-- EXTRACTED MATERIAL follows --

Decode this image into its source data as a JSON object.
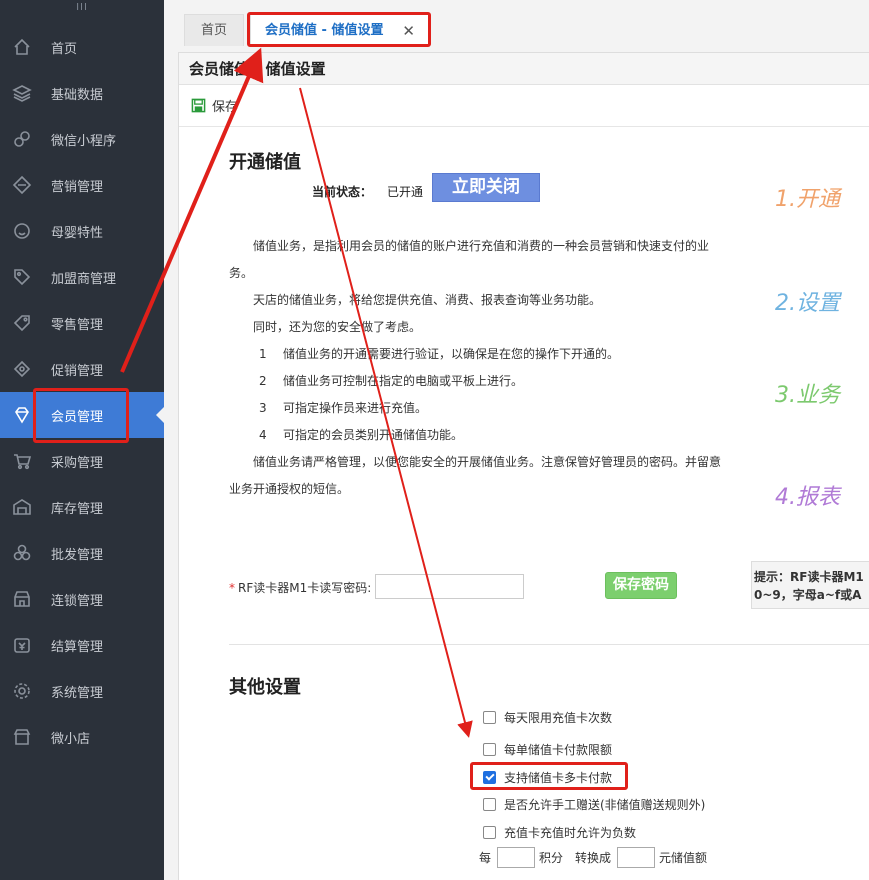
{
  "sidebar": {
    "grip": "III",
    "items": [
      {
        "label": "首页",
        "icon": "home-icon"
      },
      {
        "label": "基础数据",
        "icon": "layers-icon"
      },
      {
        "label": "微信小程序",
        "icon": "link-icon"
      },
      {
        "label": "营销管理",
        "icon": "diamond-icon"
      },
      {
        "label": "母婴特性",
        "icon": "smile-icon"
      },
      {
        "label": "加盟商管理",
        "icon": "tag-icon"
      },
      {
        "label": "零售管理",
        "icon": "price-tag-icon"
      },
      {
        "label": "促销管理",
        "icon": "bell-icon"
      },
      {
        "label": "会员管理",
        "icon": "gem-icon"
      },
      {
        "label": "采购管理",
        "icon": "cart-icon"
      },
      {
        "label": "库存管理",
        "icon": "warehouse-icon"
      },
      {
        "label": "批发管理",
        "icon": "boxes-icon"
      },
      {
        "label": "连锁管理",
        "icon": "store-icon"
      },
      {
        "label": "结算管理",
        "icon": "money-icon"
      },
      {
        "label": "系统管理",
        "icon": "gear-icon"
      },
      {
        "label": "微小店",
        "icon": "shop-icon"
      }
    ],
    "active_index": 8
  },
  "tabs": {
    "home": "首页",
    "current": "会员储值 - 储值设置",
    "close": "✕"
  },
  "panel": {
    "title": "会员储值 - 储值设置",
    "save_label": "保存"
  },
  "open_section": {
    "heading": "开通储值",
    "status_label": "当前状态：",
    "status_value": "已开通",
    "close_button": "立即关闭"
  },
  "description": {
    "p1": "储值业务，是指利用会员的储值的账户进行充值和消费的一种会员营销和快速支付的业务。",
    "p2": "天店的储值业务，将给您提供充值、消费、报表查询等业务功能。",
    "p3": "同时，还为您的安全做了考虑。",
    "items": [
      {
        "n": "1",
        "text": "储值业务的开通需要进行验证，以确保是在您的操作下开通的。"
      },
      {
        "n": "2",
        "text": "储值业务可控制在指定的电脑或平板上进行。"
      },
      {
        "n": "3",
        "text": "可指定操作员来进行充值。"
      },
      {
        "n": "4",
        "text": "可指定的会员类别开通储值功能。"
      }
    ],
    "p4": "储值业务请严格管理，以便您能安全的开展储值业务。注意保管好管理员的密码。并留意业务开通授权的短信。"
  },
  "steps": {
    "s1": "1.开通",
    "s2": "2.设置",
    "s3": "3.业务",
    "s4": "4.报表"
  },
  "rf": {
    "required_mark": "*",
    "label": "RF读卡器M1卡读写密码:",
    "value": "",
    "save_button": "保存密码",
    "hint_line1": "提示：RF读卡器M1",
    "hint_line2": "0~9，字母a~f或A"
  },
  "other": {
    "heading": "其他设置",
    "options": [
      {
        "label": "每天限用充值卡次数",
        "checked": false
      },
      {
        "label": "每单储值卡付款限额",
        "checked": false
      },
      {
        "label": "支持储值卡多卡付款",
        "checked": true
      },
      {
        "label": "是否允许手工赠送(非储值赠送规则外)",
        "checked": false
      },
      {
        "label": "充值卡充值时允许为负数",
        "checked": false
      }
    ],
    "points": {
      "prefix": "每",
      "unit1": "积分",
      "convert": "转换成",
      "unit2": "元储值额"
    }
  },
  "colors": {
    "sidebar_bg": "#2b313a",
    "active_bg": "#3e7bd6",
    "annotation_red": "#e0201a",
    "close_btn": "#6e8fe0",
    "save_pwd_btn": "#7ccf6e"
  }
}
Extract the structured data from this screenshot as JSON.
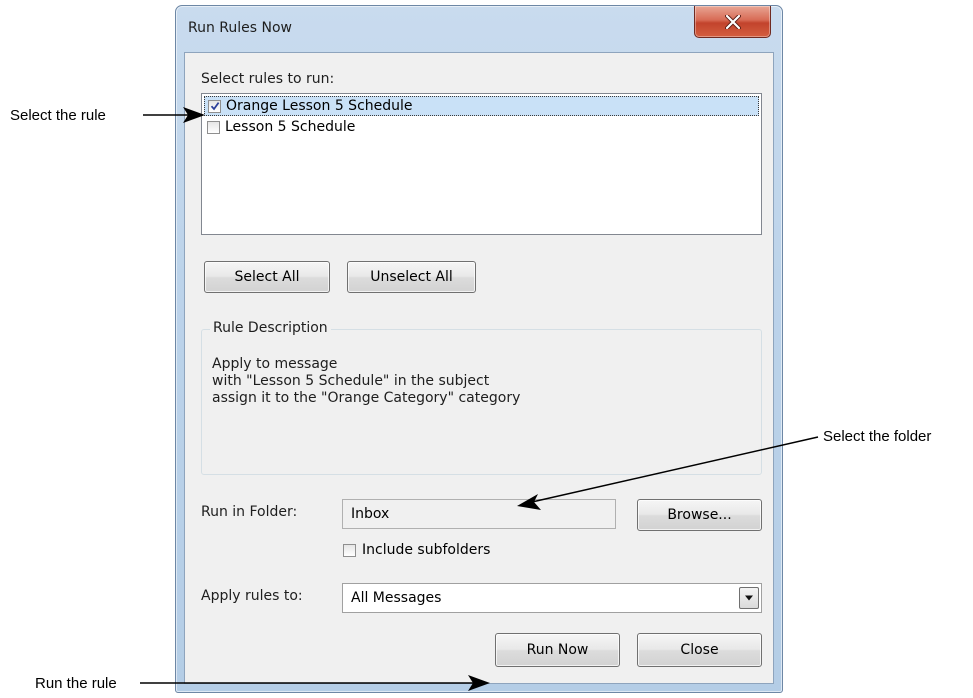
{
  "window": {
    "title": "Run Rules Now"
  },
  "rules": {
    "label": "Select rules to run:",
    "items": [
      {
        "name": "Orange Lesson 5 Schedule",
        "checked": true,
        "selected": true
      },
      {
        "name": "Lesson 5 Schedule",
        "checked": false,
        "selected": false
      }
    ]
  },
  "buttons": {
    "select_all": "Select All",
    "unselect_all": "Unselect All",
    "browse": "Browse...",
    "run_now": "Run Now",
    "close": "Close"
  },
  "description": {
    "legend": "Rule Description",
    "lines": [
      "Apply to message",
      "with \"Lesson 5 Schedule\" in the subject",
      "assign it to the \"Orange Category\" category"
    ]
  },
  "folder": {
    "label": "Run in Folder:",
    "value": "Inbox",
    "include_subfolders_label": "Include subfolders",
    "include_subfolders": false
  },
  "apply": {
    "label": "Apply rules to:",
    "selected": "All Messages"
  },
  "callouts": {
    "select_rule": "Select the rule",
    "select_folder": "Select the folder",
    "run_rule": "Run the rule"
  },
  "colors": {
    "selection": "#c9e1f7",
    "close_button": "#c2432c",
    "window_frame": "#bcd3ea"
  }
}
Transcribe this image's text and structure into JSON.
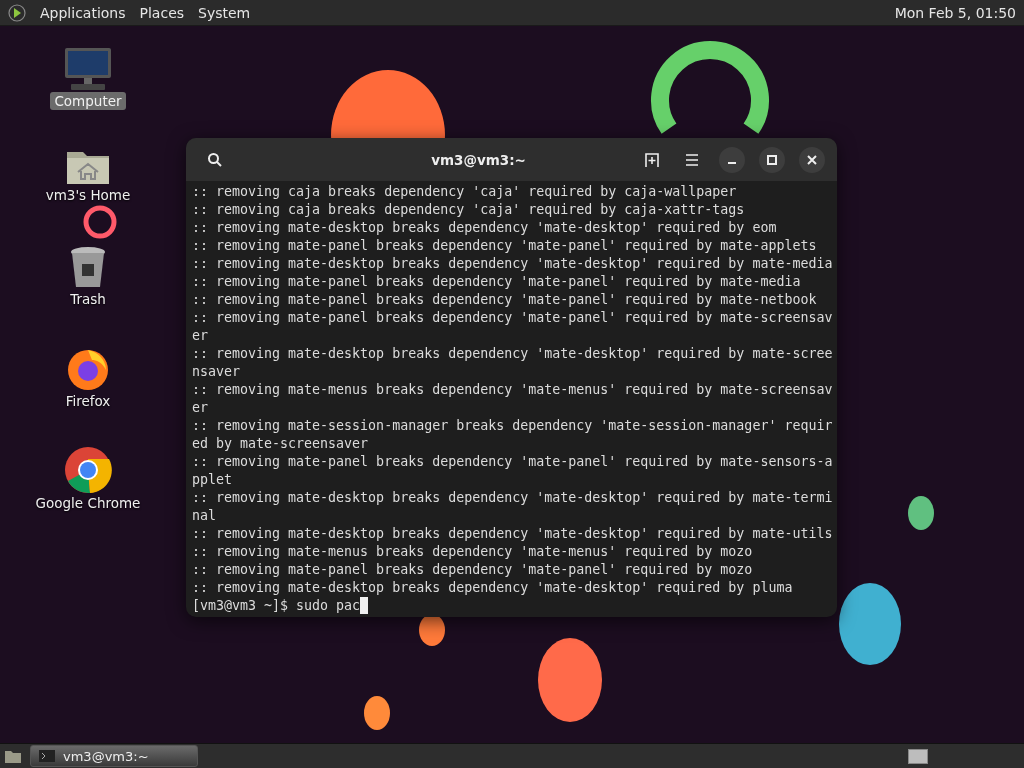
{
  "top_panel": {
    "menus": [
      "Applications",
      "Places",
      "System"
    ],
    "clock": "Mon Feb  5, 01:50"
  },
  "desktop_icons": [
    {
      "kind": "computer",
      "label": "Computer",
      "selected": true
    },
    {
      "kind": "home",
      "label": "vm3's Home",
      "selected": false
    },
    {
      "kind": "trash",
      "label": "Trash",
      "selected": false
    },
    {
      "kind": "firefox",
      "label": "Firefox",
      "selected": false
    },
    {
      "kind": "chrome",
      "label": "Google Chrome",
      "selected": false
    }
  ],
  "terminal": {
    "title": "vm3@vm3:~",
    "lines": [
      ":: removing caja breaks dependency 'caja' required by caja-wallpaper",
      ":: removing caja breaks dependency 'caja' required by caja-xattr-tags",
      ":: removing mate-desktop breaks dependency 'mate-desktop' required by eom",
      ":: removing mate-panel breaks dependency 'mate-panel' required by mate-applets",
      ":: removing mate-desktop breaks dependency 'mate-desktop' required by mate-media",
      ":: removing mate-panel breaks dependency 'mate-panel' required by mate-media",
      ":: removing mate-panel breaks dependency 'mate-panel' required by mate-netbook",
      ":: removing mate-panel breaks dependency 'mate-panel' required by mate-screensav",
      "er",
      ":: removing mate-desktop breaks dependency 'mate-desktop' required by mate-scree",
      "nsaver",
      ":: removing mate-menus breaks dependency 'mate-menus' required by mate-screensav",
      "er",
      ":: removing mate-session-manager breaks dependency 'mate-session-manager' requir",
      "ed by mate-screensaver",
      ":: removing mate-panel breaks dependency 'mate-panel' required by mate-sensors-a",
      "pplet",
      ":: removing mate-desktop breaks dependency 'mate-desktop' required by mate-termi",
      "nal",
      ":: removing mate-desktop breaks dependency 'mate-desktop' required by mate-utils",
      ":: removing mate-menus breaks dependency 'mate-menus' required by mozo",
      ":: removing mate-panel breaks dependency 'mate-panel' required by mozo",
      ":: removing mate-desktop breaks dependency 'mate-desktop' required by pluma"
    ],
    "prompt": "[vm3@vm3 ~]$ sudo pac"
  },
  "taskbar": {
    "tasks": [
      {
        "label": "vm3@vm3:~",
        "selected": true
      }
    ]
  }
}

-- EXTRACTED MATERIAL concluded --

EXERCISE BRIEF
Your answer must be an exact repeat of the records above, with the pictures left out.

YOUR SOLUTION
Decode this image into its source data as a JSON object.
{
  "sidebar": {
    "grip": "III",
    "items": [
      {
        "label": "首页",
        "icon": "home-icon"
      },
      {
        "label": "基础数据",
        "icon": "layers-icon"
      },
      {
        "label": "微信小程序",
        "icon": "link-icon"
      },
      {
        "label": "营销管理",
        "icon": "diamond-icon"
      },
      {
        "label": "母婴特性",
        "icon": "smile-icon"
      },
      {
        "label": "加盟商管理",
        "icon": "tag-icon"
      },
      {
        "label": "零售管理",
        "icon": "price-tag-icon"
      },
      {
        "label": "促销管理",
        "icon": "bell-icon"
      },
      {
        "label": "会员管理",
        "icon": "gem-icon"
      },
      {
        "label": "采购管理",
        "icon": "cart-icon"
      },
      {
        "label": "库存管理",
        "icon": "warehouse-icon"
      },
      {
        "label": "批发管理",
        "icon": "boxes-icon"
      },
      {
        "label": "连锁管理",
        "icon": "store-icon"
      },
      {
        "label": "结算管理",
        "icon": "money-icon"
      },
      {
        "label": "系统管理",
        "icon": "gear-icon"
      },
      {
        "label": "微小店",
        "icon": "shop-icon"
      }
    ],
    "active_index": 8
  },
  "tabs": {
    "home": "首页",
    "current": "会员储值 - 储值设置",
    "close": "✕"
  },
  "panel": {
    "title": "会员储值 - 储值设置",
    "save_label": "保存"
  },
  "open_section": {
    "heading": "开通储值",
    "status_label": "当前状态：",
    "status_value": "已开通",
    "close_button": "立即关闭"
  },
  "description": {
    "p1": "储值业务，是指利用会员的储值的账户进行充值和消费的一种会员营销和快速支付的业务。",
    "p2": "天店的储值业务，将给您提供充值、消费、报表查询等业务功能。",
    "p3": "同时，还为您的安全做了考虑。",
    "items": [
      {
        "n": "1",
        "text": "储值业务的开通需要进行验证，以确保是在您的操作下开通的。"
      },
      {
        "n": "2",
        "text": "储值业务可控制在指定的电脑或平板上进行。"
      },
      {
        "n": "3",
        "text": "可指定操作员来进行充值。"
      },
      {
        "n": "4",
        "text": "可指定的会员类别开通储值功能。"
      }
    ],
    "p4": "储值业务请严格管理，以便您能安全的开展储值业务。注意保管好管理员的密码。并留意业务开通授权的短信。"
  },
  "steps": {
    "s1": "1.开通",
    "s2": "2.设置",
    "s3": "3.业务",
    "s4": "4.报表"
  },
  "rf": {
    "required_mark": "*",
    "label": "RF读卡器M1卡读写密码:",
    "value": "",
    "save_button": "保存密码",
    "hint_line1": "提示：RF读卡器M1",
    "hint_line2": "0~9，字母a~f或A"
  },
  "other": {
    "heading": "其他设置",
    "options": [
      {
        "label": "每天限用充值卡次数",
        "checked": false
      },
      {
        "label": "每单储值卡付款限额",
        "checked": false
      },
      {
        "label": "支持储值卡多卡付款",
        "checked": true
      },
      {
        "label": "是否允许手工赠送(非储值赠送规则外)",
        "checked": false
      },
      {
        "label": "充值卡充值时允许为负数",
        "checked": false
      }
    ],
    "points": {
      "prefix": "每",
      "unit1": "积分",
      "convert": "转换成",
      "unit2": "元储值额"
    }
  },
  "colors": {
    "sidebar_bg": "#2b313a",
    "active_bg": "#3e7bd6",
    "annotation_red": "#e0201a",
    "close_btn": "#6e8fe0",
    "save_pwd_btn": "#7ccf6e"
  }
}
Extract the structured data from this screenshot as JSON.
{
  "window": {
    "title": "Run Rules Now"
  },
  "rules": {
    "label": "Select rules to run:",
    "items": [
      {
        "name": "Orange Lesson 5 Schedule",
        "checked": true,
        "selected": true
      },
      {
        "name": "Lesson 5 Schedule",
        "checked": false,
        "selected": false
      }
    ]
  },
  "buttons": {
    "select_all": "Select All",
    "unselect_all": "Unselect All",
    "browse": "Browse...",
    "run_now": "Run Now",
    "close": "Close"
  },
  "description": {
    "legend": "Rule Description",
    "lines": [
      "Apply to message",
      "with \"Lesson 5 Schedule\" in the subject",
      "assign it to the \"Orange Category\" category"
    ]
  },
  "folder": {
    "label": "Run in Folder:",
    "value": "Inbox",
    "include_subfolders_label": "Include subfolders",
    "include_subfolders": false
  },
  "apply": {
    "label": "Apply rules to:",
    "selected": "All Messages"
  },
  "callouts": {
    "select_rule": "Select the rule",
    "select_folder": "Select the folder",
    "run_rule": "Run the rule"
  },
  "colors": {
    "selection": "#c9e1f7",
    "close_button": "#c2432c",
    "window_frame": "#bcd3ea"
  }
}
Transcribe this image's text and structure into JSON.
{
  "top_panel": {
    "menus": [
      "Applications",
      "Places",
      "System"
    ],
    "clock": "Mon Feb  5, 01:50"
  },
  "desktop_icons": [
    {
      "kind": "computer",
      "label": "Computer",
      "selected": true
    },
    {
      "kind": "home",
      "label": "vm3's Home",
      "selected": false
    },
    {
      "kind": "trash",
      "label": "Trash",
      "selected": false
    },
    {
      "kind": "firefox",
      "label": "Firefox",
      "selected": false
    },
    {
      "kind": "chrome",
      "label": "Google Chrome",
      "selected": false
    }
  ],
  "terminal": {
    "title": "vm3@vm3:~",
    "lines": [
      ":: removing caja breaks dependency 'caja' required by caja-wallpaper",
      ":: removing caja breaks dependency 'caja' required by caja-xattr-tags",
      ":: removing mate-desktop breaks dependency 'mate-desktop' required by eom",
      ":: removing mate-panel breaks dependency 'mate-panel' required by mate-applets",
      ":: removing mate-desktop breaks dependency 'mate-desktop' required by mate-media",
      ":: removing mate-panel breaks dependency 'mate-panel' required by mate-media",
      ":: removing mate-panel breaks dependency 'mate-panel' required by mate-netbook",
      ":: removing mate-panel breaks dependency 'mate-panel' required by mate-screensav",
      "er",
      ":: removing mate-desktop breaks dependency 'mate-desktop' required by mate-scree",
      "nsaver",
      ":: removing mate-menus breaks dependency 'mate-menus' required by mate-screensav",
      "er",
      ":: removing mate-session-manager breaks dependency 'mate-session-manager' requir",
      "ed by mate-screensaver",
      ":: removing mate-panel breaks dependency 'mate-panel' required by mate-sensors-a",
      "pplet",
      ":: removing mate-desktop breaks dependency 'mate-desktop' required by mate-termi",
      "nal",
      ":: removing mate-desktop breaks dependency 'mate-desktop' required by mate-utils",
      ":: removing mate-menus breaks dependency 'mate-menus' required by mozo",
      ":: removing mate-panel breaks dependency 'mate-panel' required by mozo",
      ":: removing mate-desktop breaks dependency 'mate-desktop' required by pluma"
    ],
    "prompt": "[vm3@vm3 ~]$ sudo pac"
  },
  "taskbar": {
    "tasks": [
      {
        "label": "vm3@vm3:~",
        "selected": true
      }
    ]
  }
}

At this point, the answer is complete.